Common Enterprise Use Cases

  • Search: Enterprise search has always been the proverbial holy grail of knowledge management in companies. Historically, search within the enterprise was riddled with issues due to the absence of indexes and the inability to contextualize user input. FMs enable semantic search, a set of special techniques and algorithms to understand the relationships between words, the concepts they represent and how they relate to each other.
  • Summarization: LLMs excel at condensing lengthy passages of text into concise summaries that capture essential information such as customer feedback, training materials, and legal terms.
  • Natural Language Querying: An interesting emergent behavior of LLMs is their ability to convert natural language into code that can run on existing systems. Specifically, when applied to convert natural language to SQL, LLMs can help further accelerate the democratization of data by enabling a greater number of users to query data without the need for technical know-how.
  • Content Creation: LLM-based applications are already being employed to create marketing copy and other creative assets. Increasingly, other types of content including requirements specifications, training manuals, test scripts, technical documentation, and audio and visual media could end up being generated through a combination of LLMs paired with relevant “knowledge engines.”

The select use cases listed above are only a handful of possible applications across most enterprises. Beyond these, there is a plethora of industry and function-specific deployments emerging, from system to chip design.

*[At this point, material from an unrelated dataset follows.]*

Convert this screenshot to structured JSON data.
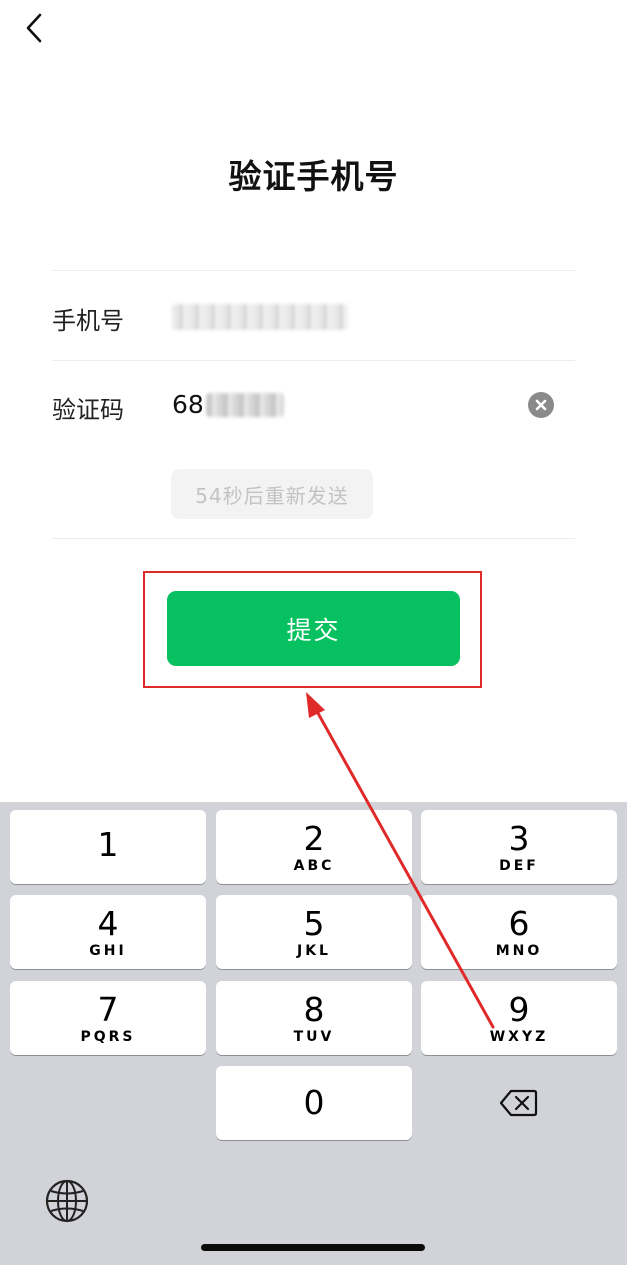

The industry has a ton of learning and work to do to realize the potential for Generative AI in the enterprise, says Intel Capital. Plenty of the requirements mentioned above don’t exist yet, at least not for GenAI-based applications, and others will change completely given the pace and extent of change we’ve seen so far in this domain.



Linked Articles